So my question is, did the pandemic change your viewing habits? Did you watch more films or less? Let’s not limit it to movies. Perhaps you binge watched shows on Netflix (or elsewhere) that you normally never would have? Did you discover that you liked something that you never thought you would have liked? I know The Queen’s Gambit on Netflix caused a whole lot of people to take up chess. Did something like that happen to you?
Or maybe you just did something productive and remodeled the bathroom or wrote a novel. But did something help you get through last year?
Welcome back to those who skip the music and movies. Tonight we are going to second-guess David Ross. Because second-guessing the manager is a tradition that dates back to Alexander Cartwright and the early history of baseball.
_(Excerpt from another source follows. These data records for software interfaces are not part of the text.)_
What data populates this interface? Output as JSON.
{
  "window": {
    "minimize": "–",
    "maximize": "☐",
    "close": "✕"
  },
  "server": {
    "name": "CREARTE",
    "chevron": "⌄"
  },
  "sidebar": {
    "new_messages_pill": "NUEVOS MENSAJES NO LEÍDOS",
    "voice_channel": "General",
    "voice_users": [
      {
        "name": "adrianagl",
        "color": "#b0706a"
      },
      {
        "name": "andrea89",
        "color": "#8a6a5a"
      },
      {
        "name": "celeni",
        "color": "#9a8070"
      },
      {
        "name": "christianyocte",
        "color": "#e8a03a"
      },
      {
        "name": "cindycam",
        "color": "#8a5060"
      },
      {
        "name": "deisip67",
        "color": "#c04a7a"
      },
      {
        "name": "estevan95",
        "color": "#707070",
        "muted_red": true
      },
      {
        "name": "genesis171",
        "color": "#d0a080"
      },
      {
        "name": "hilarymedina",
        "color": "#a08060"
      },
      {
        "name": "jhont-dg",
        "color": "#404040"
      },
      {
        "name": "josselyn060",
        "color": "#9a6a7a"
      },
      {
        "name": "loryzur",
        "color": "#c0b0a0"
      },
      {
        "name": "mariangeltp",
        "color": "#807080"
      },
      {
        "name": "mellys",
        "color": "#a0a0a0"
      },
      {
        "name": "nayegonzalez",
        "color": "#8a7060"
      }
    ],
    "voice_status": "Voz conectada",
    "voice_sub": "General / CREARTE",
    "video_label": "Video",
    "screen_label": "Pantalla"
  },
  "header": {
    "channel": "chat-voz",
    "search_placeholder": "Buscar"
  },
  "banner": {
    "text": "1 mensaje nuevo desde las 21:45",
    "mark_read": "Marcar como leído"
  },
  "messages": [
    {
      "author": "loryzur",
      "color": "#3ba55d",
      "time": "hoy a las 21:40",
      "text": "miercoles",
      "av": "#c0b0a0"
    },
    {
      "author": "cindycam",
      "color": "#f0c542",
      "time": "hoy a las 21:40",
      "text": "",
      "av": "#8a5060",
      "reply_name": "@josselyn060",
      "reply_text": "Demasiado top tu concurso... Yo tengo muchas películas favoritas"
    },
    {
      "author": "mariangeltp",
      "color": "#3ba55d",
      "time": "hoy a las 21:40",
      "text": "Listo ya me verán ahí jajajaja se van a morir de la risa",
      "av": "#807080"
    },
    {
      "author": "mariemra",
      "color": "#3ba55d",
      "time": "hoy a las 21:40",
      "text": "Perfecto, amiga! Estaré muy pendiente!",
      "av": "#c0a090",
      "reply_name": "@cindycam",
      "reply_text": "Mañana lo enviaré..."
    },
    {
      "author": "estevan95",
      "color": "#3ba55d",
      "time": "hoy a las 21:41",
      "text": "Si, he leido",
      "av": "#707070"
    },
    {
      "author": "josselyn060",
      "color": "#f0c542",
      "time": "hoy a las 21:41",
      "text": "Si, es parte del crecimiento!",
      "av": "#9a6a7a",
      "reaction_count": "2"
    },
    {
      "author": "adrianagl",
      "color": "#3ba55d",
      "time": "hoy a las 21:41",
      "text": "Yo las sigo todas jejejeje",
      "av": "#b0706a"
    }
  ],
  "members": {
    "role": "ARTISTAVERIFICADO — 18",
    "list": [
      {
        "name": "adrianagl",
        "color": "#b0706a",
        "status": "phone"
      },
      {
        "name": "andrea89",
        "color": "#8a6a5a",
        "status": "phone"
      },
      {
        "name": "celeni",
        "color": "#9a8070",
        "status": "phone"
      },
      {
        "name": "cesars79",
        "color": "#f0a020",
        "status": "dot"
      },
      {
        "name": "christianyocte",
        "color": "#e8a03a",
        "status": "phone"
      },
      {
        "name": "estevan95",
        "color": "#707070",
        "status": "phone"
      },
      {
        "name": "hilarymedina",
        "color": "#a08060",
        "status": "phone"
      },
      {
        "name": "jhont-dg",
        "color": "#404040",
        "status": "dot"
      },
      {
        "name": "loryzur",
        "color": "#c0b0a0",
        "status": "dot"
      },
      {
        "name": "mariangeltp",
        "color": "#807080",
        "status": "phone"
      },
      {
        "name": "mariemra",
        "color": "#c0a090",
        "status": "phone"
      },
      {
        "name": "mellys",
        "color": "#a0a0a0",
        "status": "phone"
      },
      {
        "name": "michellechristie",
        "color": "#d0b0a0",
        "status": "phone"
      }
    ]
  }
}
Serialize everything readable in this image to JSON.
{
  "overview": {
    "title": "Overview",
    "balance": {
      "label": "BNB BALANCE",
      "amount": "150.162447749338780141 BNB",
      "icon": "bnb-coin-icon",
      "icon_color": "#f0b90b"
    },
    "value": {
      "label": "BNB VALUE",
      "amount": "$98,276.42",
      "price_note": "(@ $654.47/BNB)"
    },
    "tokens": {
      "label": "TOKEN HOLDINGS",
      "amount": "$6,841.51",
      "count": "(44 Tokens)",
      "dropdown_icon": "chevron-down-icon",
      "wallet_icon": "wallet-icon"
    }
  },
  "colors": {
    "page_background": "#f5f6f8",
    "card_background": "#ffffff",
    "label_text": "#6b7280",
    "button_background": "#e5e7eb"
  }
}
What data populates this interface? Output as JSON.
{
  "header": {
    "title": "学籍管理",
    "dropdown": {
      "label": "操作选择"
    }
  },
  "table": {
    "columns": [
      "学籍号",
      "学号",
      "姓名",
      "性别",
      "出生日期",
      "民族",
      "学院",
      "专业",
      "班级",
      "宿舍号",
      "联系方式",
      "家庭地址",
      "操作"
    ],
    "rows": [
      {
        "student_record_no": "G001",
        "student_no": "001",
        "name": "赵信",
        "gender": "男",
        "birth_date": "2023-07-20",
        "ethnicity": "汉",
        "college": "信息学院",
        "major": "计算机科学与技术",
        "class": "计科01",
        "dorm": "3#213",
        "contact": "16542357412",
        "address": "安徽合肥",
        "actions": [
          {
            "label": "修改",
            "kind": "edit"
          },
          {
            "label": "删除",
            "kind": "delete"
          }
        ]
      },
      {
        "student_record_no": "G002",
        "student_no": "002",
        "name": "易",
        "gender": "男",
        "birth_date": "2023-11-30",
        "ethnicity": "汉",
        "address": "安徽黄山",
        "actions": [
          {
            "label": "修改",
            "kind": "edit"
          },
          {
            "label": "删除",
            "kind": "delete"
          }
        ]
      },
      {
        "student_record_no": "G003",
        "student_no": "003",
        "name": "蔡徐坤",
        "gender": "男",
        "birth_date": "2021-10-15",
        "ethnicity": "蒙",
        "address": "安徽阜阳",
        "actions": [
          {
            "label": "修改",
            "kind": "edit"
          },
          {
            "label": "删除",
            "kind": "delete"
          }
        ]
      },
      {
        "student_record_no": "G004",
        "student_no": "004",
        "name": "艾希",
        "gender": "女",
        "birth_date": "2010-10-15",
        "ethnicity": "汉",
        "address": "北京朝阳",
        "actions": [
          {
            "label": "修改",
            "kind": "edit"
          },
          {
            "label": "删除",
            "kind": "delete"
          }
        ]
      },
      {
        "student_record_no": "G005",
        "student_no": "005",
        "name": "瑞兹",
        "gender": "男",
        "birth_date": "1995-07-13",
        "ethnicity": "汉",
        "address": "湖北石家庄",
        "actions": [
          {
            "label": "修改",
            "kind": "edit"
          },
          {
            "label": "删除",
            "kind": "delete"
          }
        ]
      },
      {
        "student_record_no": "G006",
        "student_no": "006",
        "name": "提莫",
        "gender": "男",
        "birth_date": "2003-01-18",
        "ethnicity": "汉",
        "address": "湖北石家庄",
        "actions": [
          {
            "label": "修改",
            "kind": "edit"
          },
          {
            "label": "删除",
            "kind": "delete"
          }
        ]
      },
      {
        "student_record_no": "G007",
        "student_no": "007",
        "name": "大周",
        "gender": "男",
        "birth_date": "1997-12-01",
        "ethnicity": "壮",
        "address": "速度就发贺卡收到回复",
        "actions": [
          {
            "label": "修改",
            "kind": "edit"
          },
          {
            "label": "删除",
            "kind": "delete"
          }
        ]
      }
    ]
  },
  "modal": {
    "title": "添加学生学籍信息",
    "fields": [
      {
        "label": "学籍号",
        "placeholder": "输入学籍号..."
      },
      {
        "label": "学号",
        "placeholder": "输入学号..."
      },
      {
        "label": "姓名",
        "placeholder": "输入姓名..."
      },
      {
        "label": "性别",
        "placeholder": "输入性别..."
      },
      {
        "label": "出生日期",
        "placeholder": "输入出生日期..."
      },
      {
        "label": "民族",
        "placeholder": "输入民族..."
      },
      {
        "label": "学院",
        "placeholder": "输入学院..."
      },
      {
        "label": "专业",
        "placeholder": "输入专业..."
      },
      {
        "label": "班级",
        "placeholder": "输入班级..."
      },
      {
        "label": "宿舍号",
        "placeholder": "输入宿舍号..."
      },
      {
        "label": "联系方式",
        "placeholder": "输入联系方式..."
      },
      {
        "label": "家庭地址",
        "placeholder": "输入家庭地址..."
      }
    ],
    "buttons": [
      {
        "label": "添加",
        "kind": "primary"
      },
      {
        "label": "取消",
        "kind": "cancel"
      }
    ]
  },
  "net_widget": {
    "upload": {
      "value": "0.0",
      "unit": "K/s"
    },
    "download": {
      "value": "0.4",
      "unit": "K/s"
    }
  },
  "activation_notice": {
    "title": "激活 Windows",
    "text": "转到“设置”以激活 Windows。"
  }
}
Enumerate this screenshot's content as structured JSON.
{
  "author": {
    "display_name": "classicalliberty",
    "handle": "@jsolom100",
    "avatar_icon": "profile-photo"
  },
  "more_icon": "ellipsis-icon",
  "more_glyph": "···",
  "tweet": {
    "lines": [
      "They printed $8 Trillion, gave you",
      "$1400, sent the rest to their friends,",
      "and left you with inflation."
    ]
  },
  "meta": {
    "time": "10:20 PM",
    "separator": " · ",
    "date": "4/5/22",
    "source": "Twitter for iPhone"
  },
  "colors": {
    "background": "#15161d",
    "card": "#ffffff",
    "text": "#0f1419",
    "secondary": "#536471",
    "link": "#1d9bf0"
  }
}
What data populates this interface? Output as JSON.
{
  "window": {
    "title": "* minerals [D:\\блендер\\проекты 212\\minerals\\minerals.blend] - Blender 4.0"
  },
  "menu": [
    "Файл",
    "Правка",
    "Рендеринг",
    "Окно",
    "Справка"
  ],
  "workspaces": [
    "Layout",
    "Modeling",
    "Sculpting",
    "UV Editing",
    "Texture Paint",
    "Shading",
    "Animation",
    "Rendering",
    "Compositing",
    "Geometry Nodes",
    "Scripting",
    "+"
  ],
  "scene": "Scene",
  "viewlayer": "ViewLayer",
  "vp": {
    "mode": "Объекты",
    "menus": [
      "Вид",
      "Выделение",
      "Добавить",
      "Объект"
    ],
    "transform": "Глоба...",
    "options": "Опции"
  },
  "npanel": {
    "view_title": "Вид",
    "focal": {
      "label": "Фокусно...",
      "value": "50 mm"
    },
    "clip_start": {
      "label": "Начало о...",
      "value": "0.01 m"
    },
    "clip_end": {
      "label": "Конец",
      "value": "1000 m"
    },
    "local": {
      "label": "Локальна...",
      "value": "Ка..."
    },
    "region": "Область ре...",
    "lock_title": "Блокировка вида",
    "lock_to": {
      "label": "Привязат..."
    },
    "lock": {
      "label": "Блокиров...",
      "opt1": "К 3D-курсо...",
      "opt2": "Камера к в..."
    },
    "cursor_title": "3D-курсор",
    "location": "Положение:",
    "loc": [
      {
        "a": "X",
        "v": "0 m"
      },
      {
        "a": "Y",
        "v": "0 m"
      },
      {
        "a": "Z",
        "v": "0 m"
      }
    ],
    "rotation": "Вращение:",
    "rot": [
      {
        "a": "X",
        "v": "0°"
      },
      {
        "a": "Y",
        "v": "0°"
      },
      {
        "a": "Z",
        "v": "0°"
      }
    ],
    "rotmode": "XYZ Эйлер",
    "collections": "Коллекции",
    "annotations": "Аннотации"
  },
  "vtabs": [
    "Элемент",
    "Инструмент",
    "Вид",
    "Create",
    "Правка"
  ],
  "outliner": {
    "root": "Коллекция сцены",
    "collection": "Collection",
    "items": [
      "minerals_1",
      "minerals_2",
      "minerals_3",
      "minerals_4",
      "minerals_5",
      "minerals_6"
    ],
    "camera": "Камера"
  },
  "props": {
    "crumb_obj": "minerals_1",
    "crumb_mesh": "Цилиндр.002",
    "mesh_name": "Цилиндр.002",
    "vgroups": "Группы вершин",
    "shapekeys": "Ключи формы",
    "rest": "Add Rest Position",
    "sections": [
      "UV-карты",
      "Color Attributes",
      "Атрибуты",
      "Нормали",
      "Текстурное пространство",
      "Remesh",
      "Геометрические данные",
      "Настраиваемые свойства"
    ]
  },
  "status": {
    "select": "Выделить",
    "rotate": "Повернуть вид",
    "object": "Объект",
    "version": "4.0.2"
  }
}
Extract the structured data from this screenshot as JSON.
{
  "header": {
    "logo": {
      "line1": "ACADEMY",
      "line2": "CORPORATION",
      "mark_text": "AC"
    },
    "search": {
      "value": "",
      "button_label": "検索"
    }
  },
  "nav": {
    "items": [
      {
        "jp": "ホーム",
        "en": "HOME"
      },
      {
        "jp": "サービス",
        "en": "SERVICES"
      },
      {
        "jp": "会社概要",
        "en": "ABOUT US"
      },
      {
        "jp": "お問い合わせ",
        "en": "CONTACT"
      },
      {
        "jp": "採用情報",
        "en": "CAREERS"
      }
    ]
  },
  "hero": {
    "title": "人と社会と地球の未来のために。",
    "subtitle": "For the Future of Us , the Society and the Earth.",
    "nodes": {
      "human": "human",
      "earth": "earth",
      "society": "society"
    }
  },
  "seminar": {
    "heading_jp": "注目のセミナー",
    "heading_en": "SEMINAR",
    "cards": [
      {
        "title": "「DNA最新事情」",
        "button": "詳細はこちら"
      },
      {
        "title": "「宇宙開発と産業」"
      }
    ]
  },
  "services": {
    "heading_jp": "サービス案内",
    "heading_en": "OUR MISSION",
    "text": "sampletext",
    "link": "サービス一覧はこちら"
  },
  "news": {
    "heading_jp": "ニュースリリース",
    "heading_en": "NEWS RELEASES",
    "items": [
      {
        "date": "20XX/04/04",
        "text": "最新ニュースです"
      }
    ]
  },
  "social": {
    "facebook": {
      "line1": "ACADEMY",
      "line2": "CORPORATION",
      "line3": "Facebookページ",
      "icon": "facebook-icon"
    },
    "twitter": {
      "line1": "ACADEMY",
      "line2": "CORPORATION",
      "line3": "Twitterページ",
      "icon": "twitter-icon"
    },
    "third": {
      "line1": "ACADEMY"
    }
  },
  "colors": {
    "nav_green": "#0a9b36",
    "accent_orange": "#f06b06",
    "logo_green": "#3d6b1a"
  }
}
The Cubs were leading the Cardinals tonight in the top of the seventh inning by a 1-0 score. Kyle Hendricks had obviously pitched well, but he was at 83 pitches through six innings. The Cardinals had been hitting some deep balls to the warning track. He probably had, at most, one inning left in him.
Jason Heyward hit a one-out double and was still standing on second with two outs after Nico Hoerner grounded out to third. That brought Hendricks to the plate and he struck out to end the inning.
Hendricks then came out to pitch the seventh inning and gave up a very questionable infield single to Paul DeJong. The ball certainly looked like it bounced off DeJong’s foot, but the umps missed it and a throwing error by Willson Contreras put DeJong on second base with no outs. Hendricks retired Tommy Edman when he popped up a bunt and failed to advance the runner. But the next batter, Harrison Bader, doubled DeJong home to tie the game.
Here comes the next decision of Ross’s that we’re second-guessing. Hendricks is still at just 90 pitches and Bader’s double was the only hard-hit ball of the inning. Cardinals manager Mike Shildt brought in the switch-hitting Matt Carpenter to pinch-hit and the switch-hitting Dylan Carlson was on deck.
Now Carpenter has hit right-handed pitching better than lefties throughout his career. It’s not a huge statistical difference, but it is a significant one. But if Ross brought in the left-handed Andrew Chafin to pitch to Carpenter, he would have to stay in the game to face Carlson. Carlson doesn’t have a long track record in the majors, but what he does have shows that he is a much, much better hitter hitting right-handed against a lefty.
So Ross brought in Chafin to face Carpenter and he got an easy fly out to center field. But then Carlson, batting right-handed, doubled home Bader and the Cardinals took a 2-1 lead. That meant that the run the Cubs scored in the top of the ninth only tied the game and the Cubs ended up losing in extras.
So what should Ross have done? Should he have pinch-hit for Hendricks and tried to add on an extra run in the top of the seventh? Should he have left Hendricks in to face Carpenter and/or Carlson? Or should he have gone to a right-hander like Ryan Tepera to face Carpenter, knowing that Carpenter is having a crappy season and then Carlson would have to bat left-handed? Or did Ross play this correctly and it just worked out wrong? (That happens sometimes.)
So if you were managing the Cubs, what would you have done?
How would you have managed the Cubs on Wednesday night?
This poll is closed
Pinch-hit for Hendricks in the top of the seventh
Brought in a right-hander to face Carpenter and Carlson in the bottom of the inning
Let Hendricks face Carpenter, but bring in a right-hander for Carlson
Let Hendricks finish the inning (or at least until the Cardinals took the lead)
Ross made the right calls, they just didn’t work
Thanks again for stopping by. We’ll see you again next week.